“It was quite clear at this conference that everything was going to change”.
BullardMcKenzie’s PhD supervisor, Edward Crisp Bullard (1907 – 1980), was a noted experimental physicist who devised innovative equipment and developed a dynamo theory to model the origin of the Earth’s magnetic field. He was a student of Ernest Rutherford and a pioneer of marine geophysics in the UK. He was head of the Department of Geodesy and Geophysics at Cambridge through the 1960s, noted as a good leader who supported his staff, always managing to find a little money to get a student to a significant conference or to kick-start a new project. suggested that McKenzie (then at ScrippsScripps Institution of Oceanography, San Diego, California was established to support marine biological research, but from 1908 onwards pioneered geophysical research in the oceans. Teddy Bullard was a frequent visitor and undertook early ocean floor heat flow measurements with Roger Revelle. In 1962 the University of California established the new Institute of Geophysics and Planetary Physics alongside Scripps in La Jolla. ) attend this conference, a small gathering of about 40 invited scientists, on 11-12 November 1966 at NASA’s Goddard Institute for Space Science in New York. It was here that Fred VineFred Vine (1939-present) started as a graduate student at Madingley Rise in 1962. He worked with Drum Matthews on the magnetic fluctuations recorded in the rocks of the Indian Ocean floor. Fred Vine modelled the linear patterns of normal and reversed magnetism, parallel to the mid ocean ridge and with mirror symmetry across it. They combined Harry Hess’s suggestion of sea floor spreading like a conveyor belt with the newly-discovered sequence of past reversals of the Earth’s magnetic field to produce a simple model of crustal formation at mid ocean ridges. Vine and Matthews published their model – independently discovered by Lawrence Morley at about the same time – in 1963. presented his Princeton data on magnetic anomalies – much better than the Indian Ocean data on which Vine and MatthewsDrummond Matthews (1931–1997) was a fellow of Kings College Cambridge when McKenzie was an undergraduate. He was young and involved in College life. Drum was originally a geologist, with a PhD on the petrology of seafloor rocks. He worked extensively at sea, collecting gravity, magnetic and depth data, plus some seabed cores and samples, including on the International Indian Ocean Experiment in 1961-63. He, with Maurice Hill, influenced McKenzie to go into geophysics as a graduate student. Matthews continued in marine geophysics, and was the driving force behind the British Institutes Reflection Profiling Syndicate which obtained the first deep seismic profiles around the UK. had based their paper. Lynn SykesLynn Sykes (1937-present) worked on marine earthquake data, using the Worldwide Standard Seismograph Network, an outcome of the International Geophysical Year 1957-8. This network standardised the responses of seismometers, making possible analysis of the direction of movement on faults in earthquakes.
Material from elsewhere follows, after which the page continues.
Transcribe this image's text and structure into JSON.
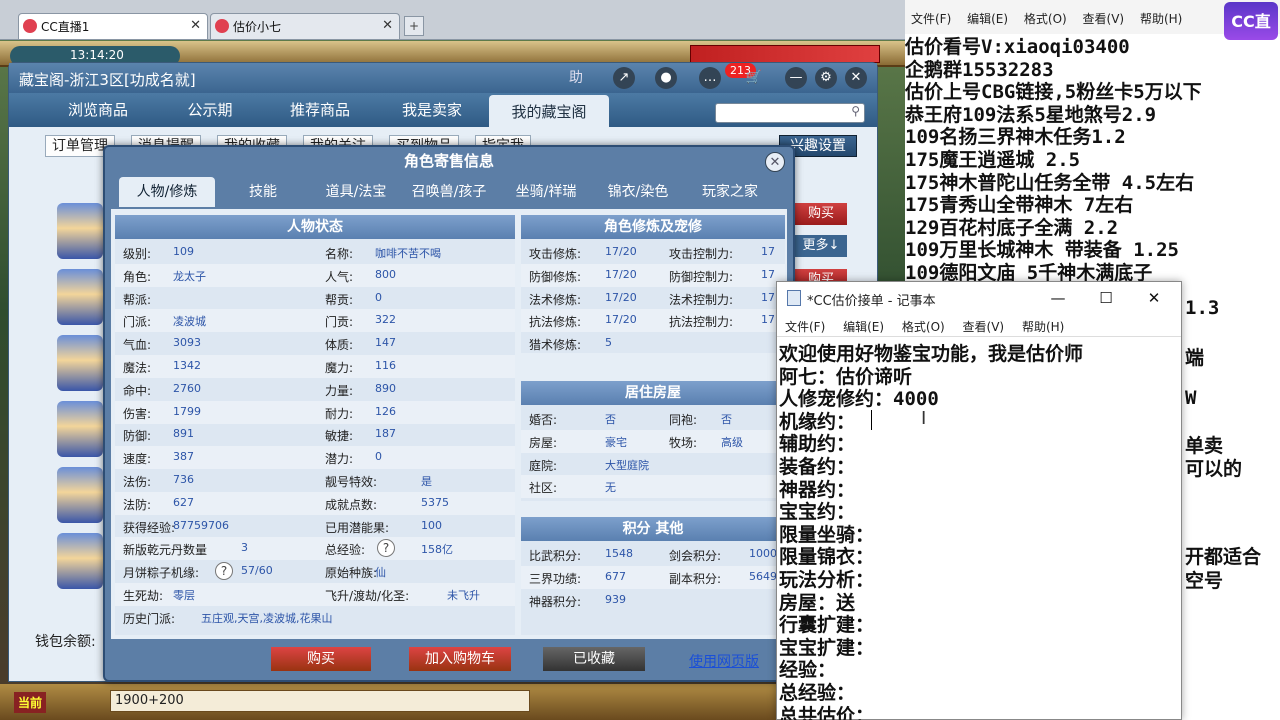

The network also improved earthquake location, showing that most marine quakes took place at plate boundaries. At Lamont, Sykes used this data to demonstrate that Tuzo Wilson’s transform faults existed, by determining the orientation of the first motion on the fault generating the earthquake. also derived slip-vector directions from earthquakes, using the newly-established Worldwide Standard Seismographic Network. And it was here that the plate tectonics paradigm took shape. “It was quite clear at this conference”, says McKenzie, “that everything was going to change”.